Last Friday, as I sat at a “S’mores and Sex” Sunday School party, I realized something was terribly wrong. The party was not the problem: despite the provocative name, I was enjoying the tame but happy gathering of other graduate students and young professionals. Our Sunday School class has recently welcomed a new couple as our teachers, and they had suggested our class should have social events in addition to our regular Sunday-morning Bible studies. So far, so good. After mingling over s’mores, cider, and snickerdoodles, one of our teachers introduced the night’s discussion topic, “Singleness, Marriage, Sex, and Everything In Between.” He asked a number of questions about what it means to be a young adult--especially an unmarried young adult--in today’s churches. As I listened to my peers’ answers--which ranged from dating to family, hermeneutics to vocation, and beyond--I realized that my own concerns about how churches treat young adults were not merely idiosyncratic worries. The lawyer sitting next to me, the sociologist across the room, the seminary student--they also had realized something was amiss.
Even if I wanted to, I could not transcribe Friday’s long conversation. However, the refrain of our questions and stories was this: very few of our churches had taken an active interest in the spiritual formation of young adults, especially if they are unmarried.
Ours was not a bitter conversation, nor a session of complaints. We all lead meaningful, satisfying lives. Some there are involved in serious relationships, others who attend our class but were missing Friday are married. However, I heard many substantive, moving questions about how our churches train young adults to be part of the Body of Christ. I came home thinking about many of my own (usually-unvoiced) concerns about what it means to live the life I am living: the life of a teacher, a scholar, a daughter, a deacon, a friend, an unmarried twenty-something. Questions about what it means for you to live the lives you are leading. Hopes about how these lives are meant to come together.
On Saturday, I decided to start this blog. Admittedly, I am a little late to the blogging bandwagon, but my mother taught me to keep quiet until I have something to say.
I have a few things to say. I think you probably do, too. Somewhat to my surprise, I think I intend to write a blog about relationships, and about how life in Christ upsets many assumptions about our friendships, marriages, parenthoods, and more. For years I have been pondering the idea of “home,” and I want to use this electronic chronicle as a place to work out questions about what it means to be at home--with one another, with ourselves, and within our churches.

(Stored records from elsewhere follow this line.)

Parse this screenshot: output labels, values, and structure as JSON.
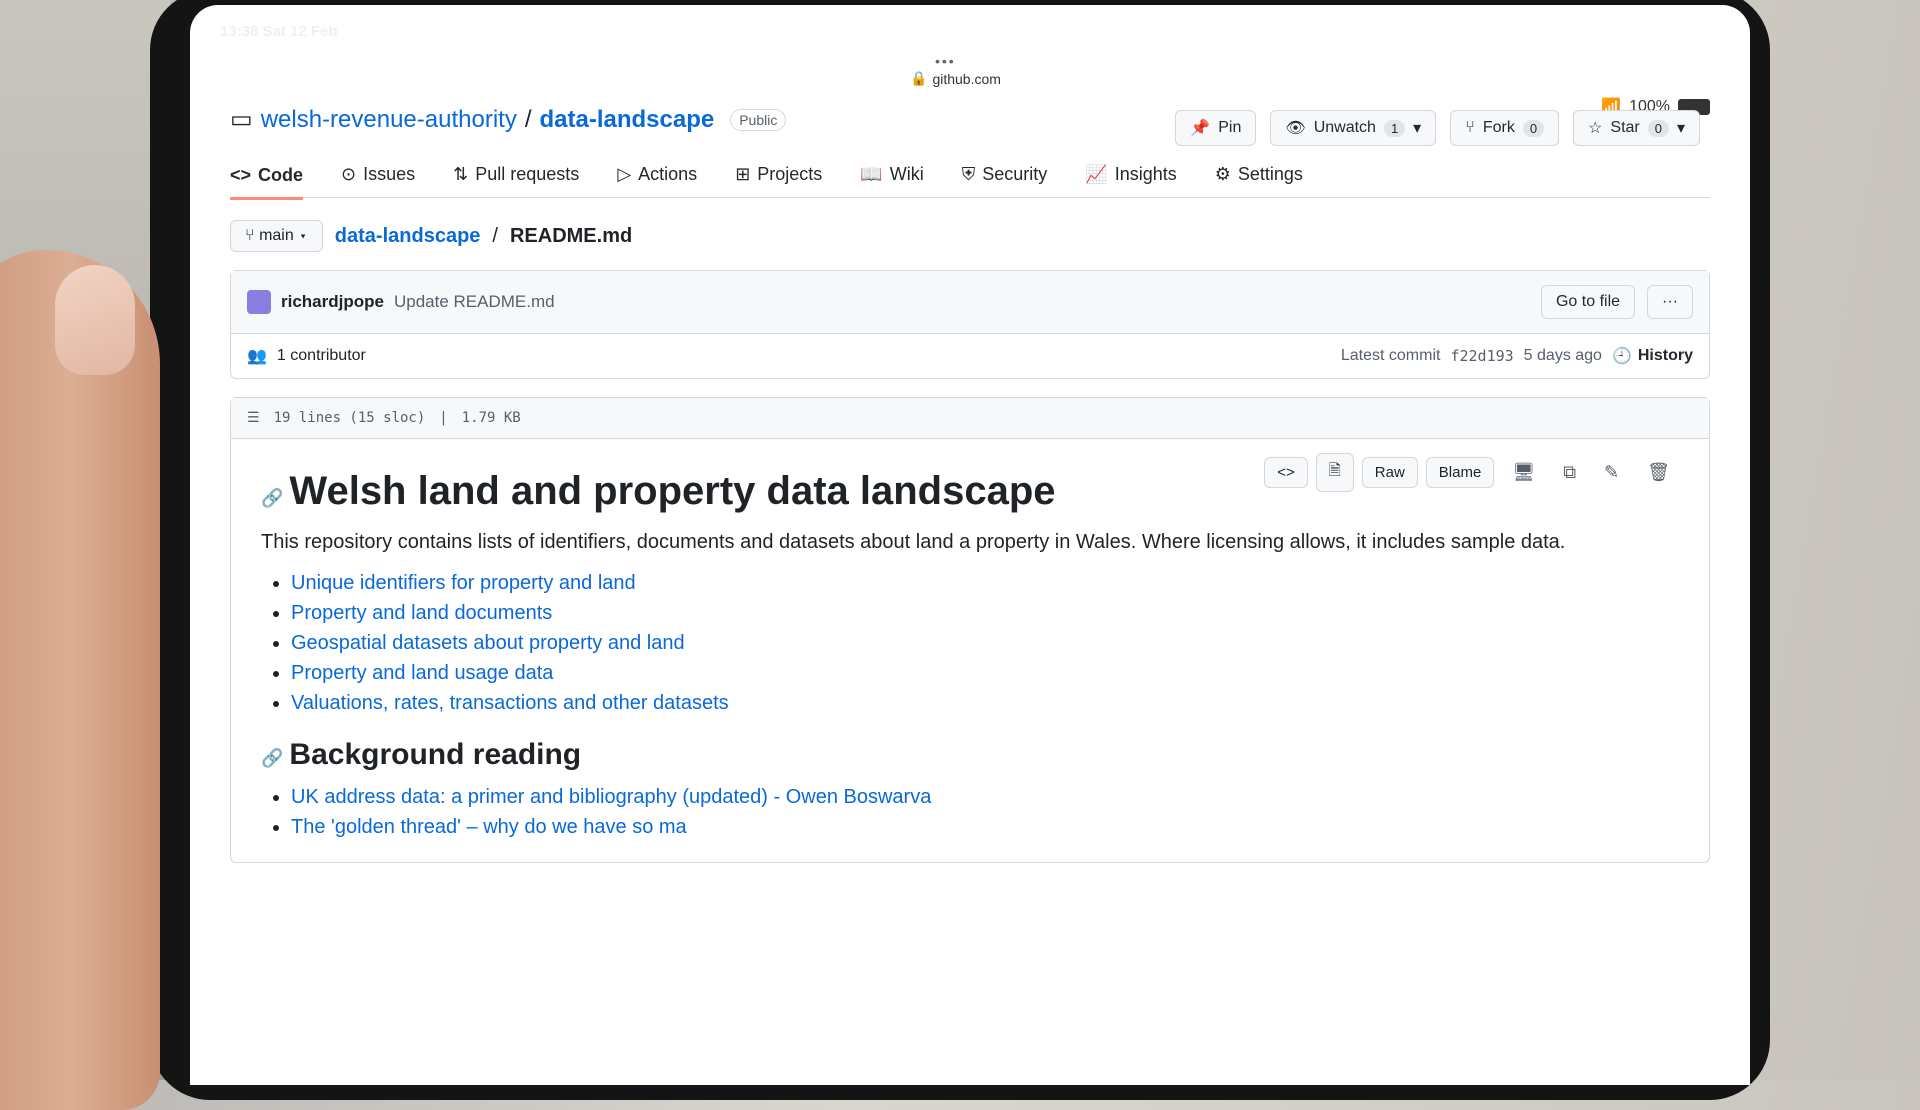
{
  "status": {
    "time": "13:38",
    "date": "Sat 12 Feb",
    "battery": "100%"
  },
  "browser": {
    "url": "github.com"
  },
  "repo": {
    "owner": "welsh-revenue-authority",
    "separator": "/",
    "name": "data-landscape",
    "visibility": "Public"
  },
  "actions": {
    "pin": "Pin",
    "unwatch": "Unwatch",
    "unwatch_count": "1",
    "fork": "Fork",
    "fork_count": "0",
    "star": "Star",
    "star_count": "0"
  },
  "tabs": [
    "Code",
    "Issues",
    "Pull requests",
    "Actions",
    "Projects",
    "Wiki",
    "Security",
    "Insights",
    "Settings"
  ],
  "branch": "main",
  "breadcrumb": {
    "root": "data-landscape",
    "sep": "/",
    "file": "README.md"
  },
  "commit": {
    "author": "richardjpope",
    "message": "Update README.md",
    "go_to_file": "Go to file",
    "more": "···",
    "contributors": "1 contributor",
    "latest_label": "Latest commit",
    "sha": "f22d193",
    "age": "5 days ago",
    "history": "History"
  },
  "file": {
    "lines": "19 lines (15 sloc)",
    "size": "1.79 KB",
    "raw": "Raw",
    "blame": "Blame"
  },
  "readme": {
    "title": "Welsh land and property data landscape",
    "intro": "This repository contains lists of identifiers, documents and datasets about land a property in Wales. Where licensing allows, it includes sample data.",
    "links": [
      "Unique identifiers for property and land",
      "Property and land documents",
      "Geospatial datasets about property and land",
      "Property and land usage data",
      "Valuations, rates, transactions and other datasets"
    ],
    "background_title": "Background reading",
    "background_links": [
      "UK address data: a primer and bibliography (updated) - Owen Boswarva",
      "The 'golden thread' – why do we have so ma"
    ]
  }
}
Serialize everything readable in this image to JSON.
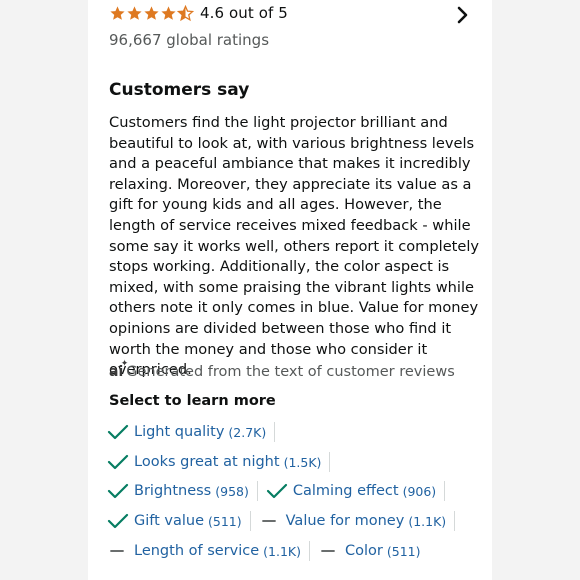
{
  "rating": {
    "value_text": "4.6 out of 5",
    "stars": 4.6,
    "global_ratings": "96,667 global ratings",
    "star_color": "#de7921"
  },
  "customers_say": {
    "heading": "Customers say",
    "summary": "Customers find the light projector brilliant and beautiful to look at, with various brightness levels and a peaceful ambiance that makes it incredibly relaxing. Moreover, they appreciate its value as a gift for young kids and all ages. However, the length of service receives mixed feedback - while some say it works well, others report it completely stops working. Additionally, the color aspect is mixed, with some praising the vibrant lights while others note it only comes in blue. Value for money opinions are divided between those who find it worth the money and those who consider it overpriced.",
    "ai_badge": "ai",
    "ai_note": "Generated from the text of customer reviews"
  },
  "learn_more": {
    "label": "Select to learn more",
    "chips": [
      {
        "label": "Light quality",
        "count": "(2.7K)",
        "sentiment": "positive"
      },
      {
        "label": "Looks great at night",
        "count": "(1.5K)",
        "sentiment": "positive"
      },
      {
        "label": "Brightness",
        "count": "(958)",
        "sentiment": "positive"
      },
      {
        "label": "Calming effect",
        "count": "(906)",
        "sentiment": "positive"
      },
      {
        "label": "Gift value",
        "count": "(511)",
        "sentiment": "positive"
      },
      {
        "label": "Value for money",
        "count": "(1.1K)",
        "sentiment": "mixed"
      },
      {
        "label": "Length of service",
        "count": "(1.1K)",
        "sentiment": "mixed"
      },
      {
        "label": "Color",
        "count": "(511)",
        "sentiment": "mixed"
      }
    ]
  },
  "colors": {
    "link": "#2162a1",
    "check": "#067d62",
    "dash": "#565959"
  }
}
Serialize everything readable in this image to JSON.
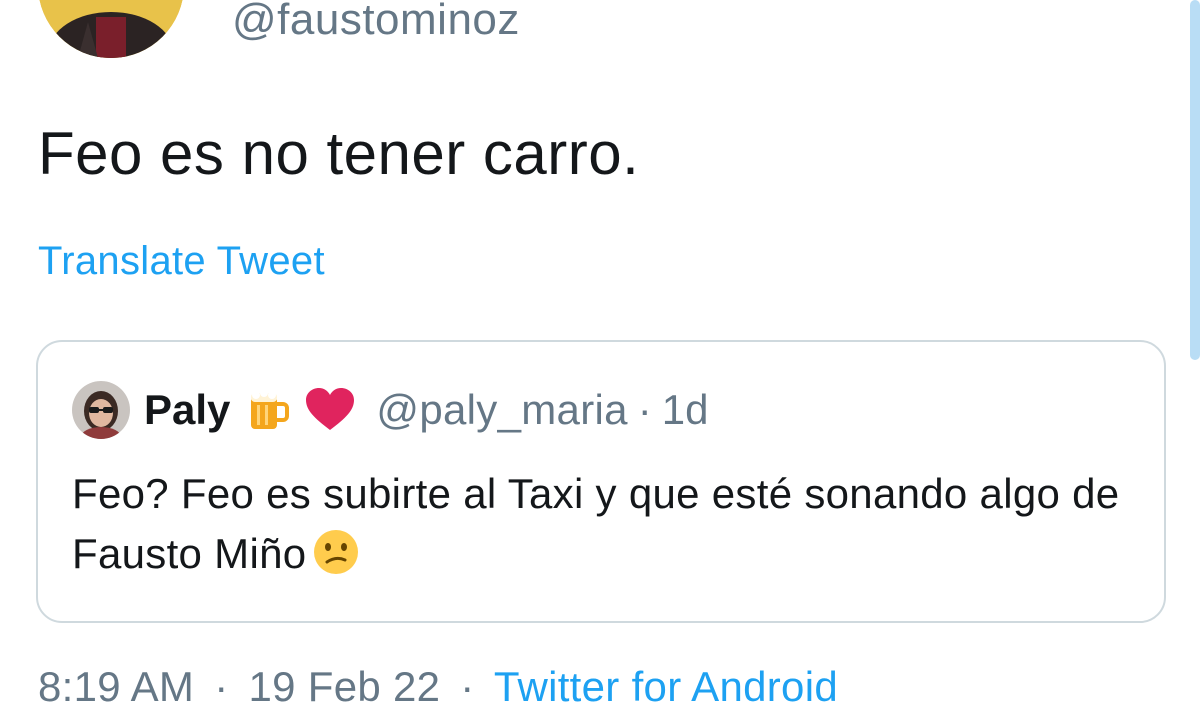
{
  "tweet": {
    "handle": "@faustominoz",
    "text": "Feo es no tener carro.",
    "translate_label": "Translate Tweet",
    "time": "8:19 AM",
    "separator": "·",
    "date": "19 Feb 22",
    "source": "Twitter for Android"
  },
  "quoted_tweet": {
    "name": "Paly",
    "name_emojis": [
      "beer-mug-emoji",
      "red-heart-emoji"
    ],
    "handle": "@paly_maria",
    "separator": "·",
    "time_ago": "1d",
    "text": "Feo? Feo es subirte al Taxi y que esté sonando algo de Fausto Miño",
    "trailing_emoji": "confused-face-emoji"
  },
  "colors": {
    "text": "#14171a",
    "secondary": "#657786",
    "link": "#1da1f2",
    "border": "#cfd9de",
    "scrollbar": "#b9ddf5"
  }
}
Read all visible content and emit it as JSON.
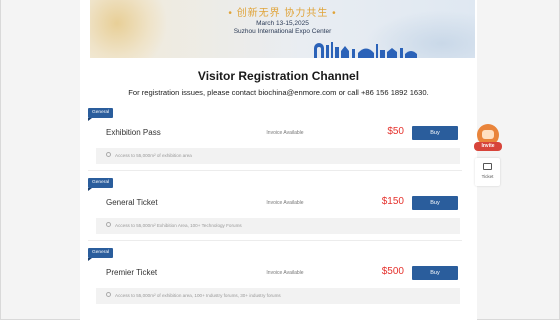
{
  "banner": {
    "slogan": "• 创新无界 协力共生 •",
    "date": "March 13-15,2025",
    "venue": "Suzhou International Expo Center"
  },
  "page": {
    "title": "Visitor Registration Channel",
    "contact": "For registration issues, please contact biochina@enmore.com or call +86 156 1892 1630."
  },
  "tickets": [
    {
      "tag": "General",
      "name": "Exhibition Pass",
      "invoice": "Invoice Available",
      "price": "$50",
      "buy": "Buy",
      "desc": "Access to 55,000m² of exhibition area"
    },
    {
      "tag": "General",
      "name": "General Ticket",
      "invoice": "Invoice Available",
      "price": "$150",
      "buy": "Buy",
      "desc": "Access to 55,000m² Exhibition Area, 100+ Technology Forums"
    },
    {
      "tag": "General",
      "name": "Premier Ticket",
      "invoice": "Invoice Available",
      "price": "$500",
      "buy": "Buy",
      "desc": "Access to 55,000m² of exhibition area, 100+ Industry forums, 30+ industry forums"
    }
  ],
  "float": {
    "invite_label": "Invite",
    "ticket_label": "Ticket",
    "ticket_icon": "ticket-icon",
    "invite_icon": "invite-icon"
  },
  "colors": {
    "accent": "#2a5d9c",
    "price": "#e5322d",
    "slogan": "#e0a43a"
  }
}
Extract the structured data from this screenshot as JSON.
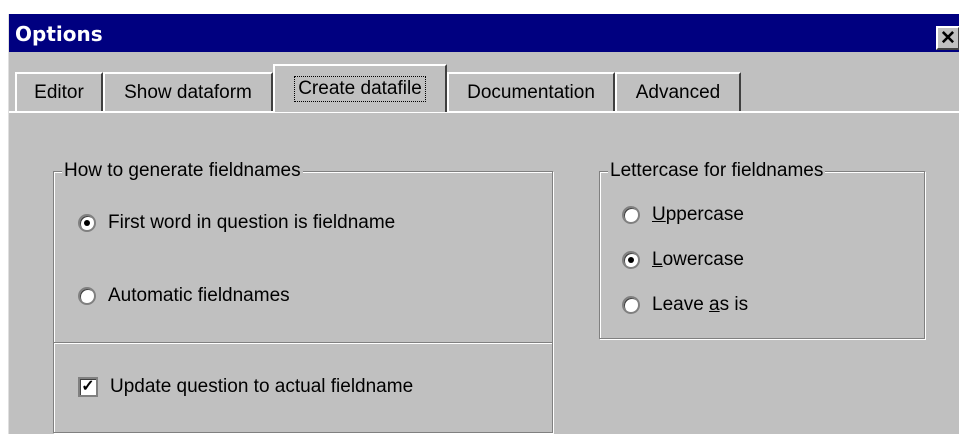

Many of the things I have to say come from my experiences and observations as a single person in a church culture that tends to worship the nuclear family, but I am not writing this blog only for single people, or for young people, or for women. Many of the things I have to say have been gleaned from my generous, and wise married friends. Indeed, much of what I hope to do here is pose questions that you, my friends, can answer, extend, and complicate.
I thought about several titles for this blog, including
“The Single Person’s Guide to Abundant Living” (too narrow in its audience, and it sounds like something from the self-help aisle at Barnes & Noble)
“The Married Person’s Guide to Keeping Single Friends” (again, too narrow, possibly snarky, and it sounds like a pet-owner’s manual)
“Radical Hospitality” (better, but “radical” is becoming dangerously trendy)
I have settled on “Letters from Home” because it best captures the sense of both sadness and hope I feel when I look around my church, my city, my country, and this world, hoping to glimpse the Kingdom of God. We have been promised a home, but we are not there yet. A letter signals both presence and absence: I can cherish the envelope in my hand, knowing that the sender also held it, but holding an envelope is not as sweet as holding someone’s hand. Letters are sent when distance interferes with complete communion. Letters provide our records of the early churches. I’m attempting a to send and receive a few letters from this promised, obscured, real, imagined, holy, humble home. I want to gather ideas, questions, and meditations on how we can create home for one another. Like my other ideas, this title has its dangers. To some, it probably seems sentimental. So be it. I don’t mind thinking of this blog as a kind of cross-stitched sampler I am hanging on the internet’s cluttered wall, and if “home” has become a sentimental word, I would rather fight sentimentality with honesty and laughter than with cynicism.
With all these hopes and questions in mind, I intend to post entries in the following categories:
Abundant Lives: Profiles of people whose lives overflow with grace, love, humor, strength, and courage
Making it Home: Ideas about what it means to practice hospitality, ranging from the lofty (Sabbath-keeping) to the mundane (bread recipes)
Life Undivided: Questions, thanksgiving, complaints, and meditations on what it means to walk alongside each other as fellow pilgrims
To review: I hope to use this blog as a forum for questions and thoughts about how life in Christ affects the way we live as friends, children, spouses, parents, siblings. Because of own stage of life, many of my posts will relate to my experiences as a young adult and an unmarried person, but I am interested in hearing from all my readers, even (especially!) if you are in a different season of your life.
Coming up next time…..”Making it Home”: How a Crockpot May Have Saved My Life
You have patiently listened to me thus far, and now I want to hear from you: 1) What does the word “home” mean to you? 2) Does your current church provide a sense of home for you? If so, how? If not, what could your church do differently?